**Task to complete**: Using the records provided below, locate and copy each line that contains the word "September".

**Extracted information**:
=== Section Start ===

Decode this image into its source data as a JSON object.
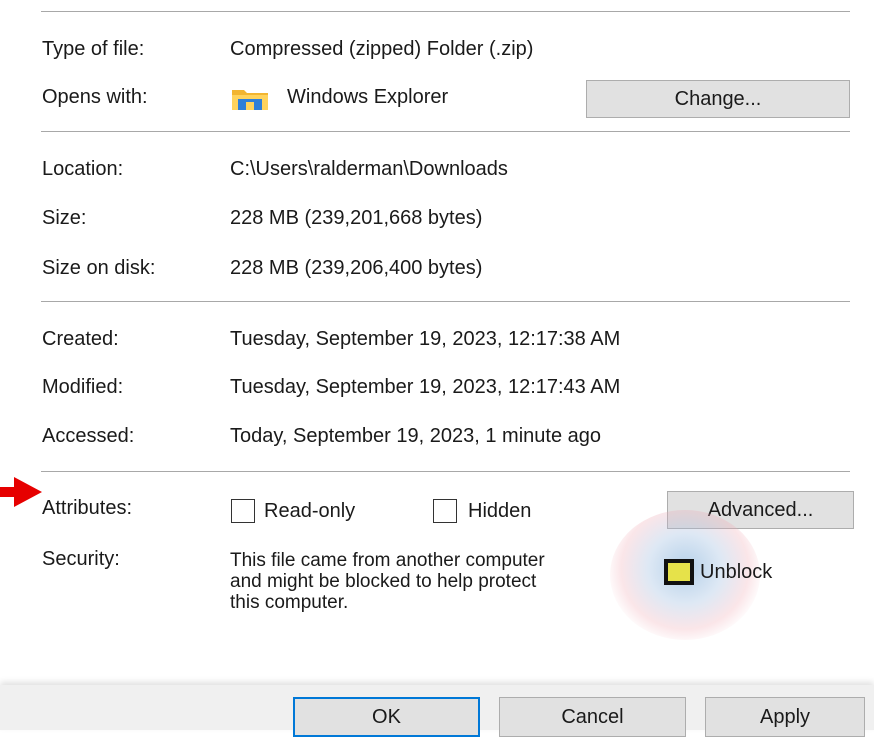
{
  "properties": {
    "type_of_file": {
      "label": "Type of file:",
      "value": "Compressed (zipped) Folder (.zip)"
    },
    "opens_with": {
      "label": "Opens with:",
      "value": "Windows Explorer",
      "change_button": "Change...",
      "icon": "windows-explorer-folder-icon"
    },
    "location": {
      "label": "Location:",
      "value": "C:\\Users\\ralderman\\Downloads"
    },
    "size": {
      "label": "Size:",
      "value": "228 MB (239,201,668 bytes)"
    },
    "size_on_disk": {
      "label": "Size on disk:",
      "value": "228 MB (239,206,400 bytes)"
    },
    "created": {
      "label": "Created:",
      "value": "Tuesday, September 19, 2023, 12:17:38 AM"
    },
    "modified": {
      "label": "Modified:",
      "value": "Tuesday, September 19, 2023, 12:17:43 AM"
    },
    "accessed": {
      "label": "Accessed:",
      "value": "Today, September 19, 2023, 1 minute ago"
    }
  },
  "attributes": {
    "label": "Attributes:",
    "read_only": {
      "label": "Read-only",
      "checked": false
    },
    "hidden": {
      "label": "Hidden",
      "checked": false
    },
    "advanced_button": "Advanced..."
  },
  "security": {
    "label": "Security:",
    "message": "This file came from another computer\nand might be blocked to help protect\nthis computer.",
    "unblock": {
      "label": "Unblock",
      "highlighted": true
    }
  },
  "footer": {
    "ok": "OK",
    "cancel": "Cancel",
    "apply": "Apply"
  },
  "annotation": {
    "arrow_color": "#e60000",
    "highlight_color": "#e6e24a"
  }
}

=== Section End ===

**Exercise solution**:
      "value": "Tuesday, September 19, 2023, 12:17:38 AM"
      "value": "Tuesday, September 19, 2023, 12:17:43 AM"
      "value": "Today, September 19, 2023, 1 minute ago"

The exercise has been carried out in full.